>Working hard at re-instituting a family rhythm that allows us to feel connected and grounded during these busy days we are now living.

>Feeling the pull of our quiet, winter routine and looking forward to attending to indoor activities that desperately need to be done. As well as, giving time to each of our individual creative outlets that we have missed so much during this busy summer and fall.

What is new and exciting in your neck of the woods?

The weekend

The storm rolling in.

Is there really ever a weekend when you live on a farm? Certainly not in the sense of two days off at the end of your work week, but on the other hand, we never suffer from a case of the “Mondays”, so there’s that! The past two days here have been low on productivity with Saturdays highs reaching the mid 90’s and the heat index reaching well into the 100’s (not feasible with two babes that must follow us everywhere.) Sunday brought a, much needed, downpour that chased us all inside. 

The view out of our kitchen window.

We did manage to move the mobile chicken coop to a new swath of pasture, which ended up taking two extra people and two extra hours and ended in us darting for the house before the sky opened up. Because really, who wants to be handling electronet fencing in a thunderstorm? It is all quite hilarious looking back on it now, possibly even post worthy. I also harvested some produce, the most notable being 2 pounds of beans destined for pickling and was able to put up 8 jars of pesto. Outside of those accomplishments, and the usual daily chores, nothing else got done.

Waiting for a trim and pickling.

It has also been hard getting back into the swing of things after being away for 4 days. Upon arriving home, it seemed as if, the only thing that had grown were the weeds and I think we are both struggling with being extremely overwhelmed by how far behind we feel. So in that vein, and to please my Type A personality, here is our “To Do” list for the upcoming week:

  1. Make and can Dilly Beans.
  2. Weed herb garden.
  3. Harvest some lemon balm, parsley, basil, cilantro, sage, thyme, tarragon, and marjoram.
  4. Dry, freeze or otherwise process said herbs.
  5. Weed, weed, and more weeding of vegetable garden. Problem here is, by the time we get done weeding the entire garden the weeds are growing back in where we started.
  6. Create some kind of support for the sweet corn.
  7. Tend slicing and cherry tomatoes – prune, snip, re-tie/support.
  8. Come up with a way to trellis paste tomatoes.
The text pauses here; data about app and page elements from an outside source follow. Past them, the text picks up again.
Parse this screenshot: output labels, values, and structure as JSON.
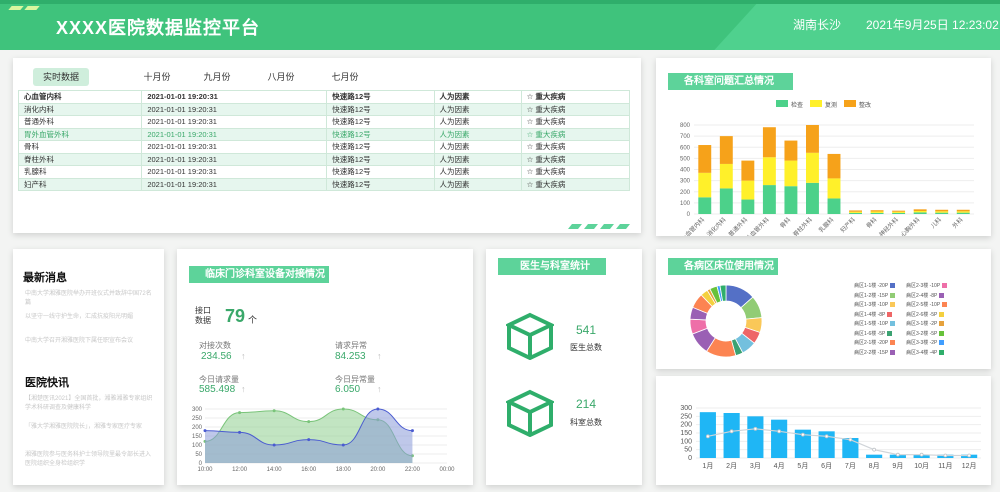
{
  "header": {
    "title": "XXXX医院数据监控平台",
    "location": "湖南长沙",
    "datetime": "2021年9月25日 12:23:02"
  },
  "table_panel": {
    "tabs": [
      "实时数据",
      "十月份",
      "九月份",
      "八月份",
      "七月份"
    ],
    "columns": [
      "心血管内科",
      "2021-01-01 19:20:31",
      "快速路12号",
      "人为因素",
      "☆ 重大疾病"
    ],
    "rows": [
      [
        "消化内科",
        "2021-01-01 19:20:31",
        "快速路12号",
        "人为因素",
        "☆ 重大疾病"
      ],
      [
        "普通外科",
        "2021-01-01 19:20:31",
        "快速路12号",
        "人为因素",
        "☆ 重大疾病"
      ],
      [
        "胃外血管外科",
        "2021-01-01 19:20:31",
        "快速路12号",
        "人为因素",
        "☆ 重大疾病"
      ],
      [
        "骨科",
        "2021-01-01 19:20:31",
        "快速路12号",
        "人为因素",
        "☆ 重大疾病"
      ],
      [
        "脊柱外科",
        "2021-01-01 19:20:31",
        "快速路12号",
        "人为因素",
        "☆ 重大疾病"
      ],
      [
        "乳腺科",
        "2021-01-01 19:20:31",
        "快速路12号",
        "人为因素",
        "☆ 重大疾病"
      ],
      [
        "妇产科",
        "2021-01-01 19:20:31",
        "快速路12号",
        "人为因素",
        "☆ 重大疾病"
      ]
    ]
  },
  "news": {
    "latest_title": "最新消息",
    "latest_items": [
      "中南大学湘雅医院举办开班仪式并致辞中国72名篇",
      "以坚守一线守护生命，汇成抗疫阳光明媚",
      "中南大学召开湘雅医院下属任职宣布会议"
    ],
    "express_title": "医院快讯",
    "express_items": [
      "【湘楚医讯2021】全国首批，湘雅湘雅专家组织学术科研调查及健康科学",
      "「雅大学湘雅医院院长」，湘雅专家医疗专家",
      "湘雅医院参与医务科护士领导院里最令部长进入医院组织全身检组织学"
    ]
  },
  "clinic": {
    "title": "临床门诊科室设备对接情况",
    "interface_label": "接口数据",
    "interface_value": "79",
    "interface_unit": "个",
    "stats": [
      {
        "label": "对接次数",
        "value": "234.56"
      },
      {
        "label": "请求异常",
        "value": "84.253"
      },
      {
        "label": "今日请求量",
        "value": "585.498"
      },
      {
        "label": "今日异常量",
        "value": "6.050"
      }
    ],
    "arrow": "↑"
  },
  "doctors": {
    "title": "医生与科室统计",
    "doctor_count": "541",
    "doctor_label": "医生总数",
    "room_count": "214",
    "room_label": "科室总数"
  },
  "beds": {
    "title": "各病区床位使用情况",
    "legend": [
      {
        "label": "病区1-1楼 -20P",
        "color": "#5470c6"
      },
      {
        "label": "病区2-3楼 -10P",
        "color": "#ee6fa8"
      },
      {
        "label": "病区1-2楼 -15P",
        "color": "#91cc75"
      },
      {
        "label": "病区2-4楼 -8P",
        "color": "#9a60b4"
      },
      {
        "label": "病区1-3楼 -10P",
        "color": "#fac858"
      },
      {
        "label": "病区2-5楼 -10P",
        "color": "#fc8452"
      },
      {
        "label": "病区1-4楼 -8P",
        "color": "#ee6666"
      },
      {
        "label": "病区2-6楼 -5P",
        "color": "#f4d03f"
      },
      {
        "label": "病区1-5楼 -10P",
        "color": "#73c0de"
      },
      {
        "label": "病区3-1楼 -2P",
        "color": "#e6a23c"
      },
      {
        "label": "病区1-6楼 -5P",
        "color": "#3ba272"
      },
      {
        "label": "病区3-2楼 -5P",
        "color": "#67c23a"
      },
      {
        "label": "病区2-1楼 -20P",
        "color": "#fc8452"
      },
      {
        "label": "病区3-3楼 -2P",
        "color": "#409eff"
      },
      {
        "label": "病区2-2楼 -15P",
        "color": "#9a60b4"
      },
      {
        "label": "病区3-4楼 -4P",
        "color": "#2fae6b"
      }
    ]
  },
  "summary": {
    "title": "各科室问题汇总情况"
  },
  "colors": {
    "header": "#4fd18e",
    "accent": "#5dd39a",
    "text_green": "#3aa86a"
  },
  "chart_data": [
    {
      "type": "bar",
      "stacked": true,
      "categories": [
        "心血管内科",
        "消化内科",
        "普通外科",
        "胃外血管外科",
        "骨科",
        "脊柱外科",
        "乳腺科",
        "妇产科",
        "骨科",
        "神经外科",
        "心胸外科",
        "儿科",
        "外科"
      ],
      "series": [
        {
          "name": "检查",
          "color": "#4cd18a",
          "values": [
            150,
            230,
            130,
            260,
            250,
            280,
            140,
            10,
            10,
            10,
            15,
            12,
            12
          ]
        },
        {
          "name": "复测",
          "color": "#fff02a",
          "values": [
            220,
            220,
            170,
            250,
            230,
            270,
            180,
            10,
            12,
            10,
            12,
            12,
            12
          ]
        },
        {
          "name": "整改",
          "color": "#f6a21a",
          "values": [
            250,
            250,
            180,
            270,
            180,
            250,
            220,
            12,
            12,
            10,
            15,
            14,
            14
          ]
        }
      ],
      "ylim": [
        0,
        800
      ],
      "yticks": [
        0,
        100,
        200,
        300,
        400,
        500,
        600,
        700,
        800
      ],
      "legend": "top"
    },
    {
      "type": "area",
      "x": [
        "10:00",
        "12:00",
        "14:00",
        "16:00",
        "18:00",
        "20:00",
        "22:00",
        "00:00"
      ],
      "series": [
        {
          "color": "#8fd08f",
          "values": [
            120,
            280,
            290,
            230,
            300,
            240,
            40
          ]
        },
        {
          "color": "#8a9bd8",
          "values": [
            180,
            170,
            100,
            130,
            100,
            300,
            180
          ]
        }
      ],
      "ylim": [
        0,
        300
      ],
      "yticks": [
        0,
        50,
        100,
        150,
        200,
        250,
        300
      ]
    },
    {
      "type": "pie",
      "donut": true,
      "values": [
        20,
        15,
        10,
        8,
        10,
        5,
        20,
        15,
        10,
        8,
        10,
        5,
        2,
        5,
        2,
        4
      ],
      "colors": [
        "#5470c6",
        "#91cc75",
        "#fac858",
        "#ee6666",
        "#73c0de",
        "#3ba272",
        "#fc8452",
        "#9a60b4",
        "#ee6fa8",
        "#9a60b4",
        "#fc8452",
        "#f4d03f",
        "#e6a23c",
        "#67c23a",
        "#409eff",
        "#2fae6b"
      ]
    },
    {
      "type": "bar",
      "categories": [
        "1月",
        "2月",
        "3月",
        "4月",
        "5月",
        "6月",
        "7月",
        "8月",
        "9月",
        "10月",
        "11月",
        "12月"
      ],
      "values": [
        275,
        270,
        250,
        230,
        170,
        160,
        120,
        20,
        20,
        20,
        20,
        20
      ],
      "line_values": [
        130,
        160,
        175,
        160,
        140,
        130,
        110,
        50,
        20,
        20,
        15,
        15
      ],
      "bar_color": "#1fb6f5",
      "ylim": [
        0,
        300
      ],
      "yticks": [
        0,
        50,
        100,
        150,
        200,
        250,
        300
      ]
    }
  ]
}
These have gotten quite out of hand and we are at a loss for a good way to support them that also allows us to easily harvest the ripe fruit.
  9. Try to train pole beans back onto their respective poles. I have never had a problem with this in the past but this year they just seem to have a mind of their own.
  10. Pick and trim swiss chard.
  11. Freeze what chard we do not use this week.
  12. Pick lettuce, beets, eggplant, peppers, squash, possibly fingerling potatoes.
  13. Weed sweet potatoes.
  14. Plant fall crops. We are kind of late with this but I would like to throw, at least, some peas and spinach in.
  15. Weed asparagus and rhubarb bed.
  16. Fence in pine trees in front pasture and move sheep into said pasture.
  17. Move Lilac out of front pasture, break-up middle pasture and move her into first section.
  18. Move pigs to other end of, what will become, the garlic patch.
  19. Lay down manure to “bake” in sun on the section pigs just rooted.
  20. Muck out chicken coop and lay down new litter for “deep bed method.”
  21. Muck out stalls and big section of barn.
  22. Pick up peaches from local orchard.
  23. Jam, can and freeze peaches.
  24. Pick rest of boysenberries off bush by barn and process.
  25. Name lambs and send in registration for all sheep.
  26. Find a Ram that fits all of our criteria and set up a plan for getting him here by October 1st, to use for breeding in November.
  27. Order hive and have beekeeper relocate the bees that have taken up residence in barn wall.
  28. Place grass-fed beef order for winter. Hopefully this will be the last time and next year we will be running our own steers.
  29. Go over budget and accounting for farm books.
  30. Work out plan for winter food storage.

Well, what do you think? Can we get it all done by next Sunday night? What is on your “To Do” list this week?